_YOUR ASSIGNMENT_
Repeat each record below exactly, dropping the pictures.

[Entries from a dataset of interfaces]
-- Opening Marker --

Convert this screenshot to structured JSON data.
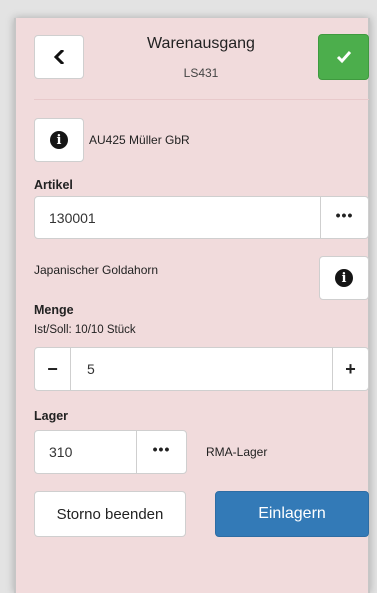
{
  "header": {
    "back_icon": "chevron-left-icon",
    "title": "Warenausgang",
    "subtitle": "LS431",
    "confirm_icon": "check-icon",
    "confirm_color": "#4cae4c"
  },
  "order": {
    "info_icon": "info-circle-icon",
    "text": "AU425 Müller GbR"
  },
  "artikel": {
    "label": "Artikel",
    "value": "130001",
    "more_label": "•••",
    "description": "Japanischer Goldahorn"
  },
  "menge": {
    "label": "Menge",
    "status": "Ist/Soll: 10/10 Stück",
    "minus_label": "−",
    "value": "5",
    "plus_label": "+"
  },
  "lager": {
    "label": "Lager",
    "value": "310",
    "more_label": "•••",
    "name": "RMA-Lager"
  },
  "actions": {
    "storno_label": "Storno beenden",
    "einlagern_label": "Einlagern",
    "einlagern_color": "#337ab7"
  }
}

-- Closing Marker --

_RESPONSE_
Convert this screenshot to structured JSON data.
{
  "header": {
    "back_icon": "chevron-left-icon",
    "title": "Warenausgang",
    "subtitle": "LS431",
    "confirm_icon": "check-icon",
    "confirm_color": "#4cae4c"
  },
  "order": {
    "info_icon": "info-circle-icon",
    "text": "AU425 Müller GbR"
  },
  "artikel": {
    "label": "Artikel",
    "value": "130001",
    "more_label": "•••",
    "description": "Japanischer Goldahorn"
  },
  "menge": {
    "label": "Menge",
    "status": "Ist/Soll: 10/10 Stück",
    "minus_label": "−",
    "value": "5",
    "plus_label": "+"
  },
  "lager": {
    "label": "Lager",
    "value": "310",
    "more_label": "•••",
    "name": "RMA-Lager"
  },
  "actions": {
    "storno_label": "Storno beenden",
    "einlagern_label": "Einlagern",
    "einlagern_color": "#337ab7"
  }
}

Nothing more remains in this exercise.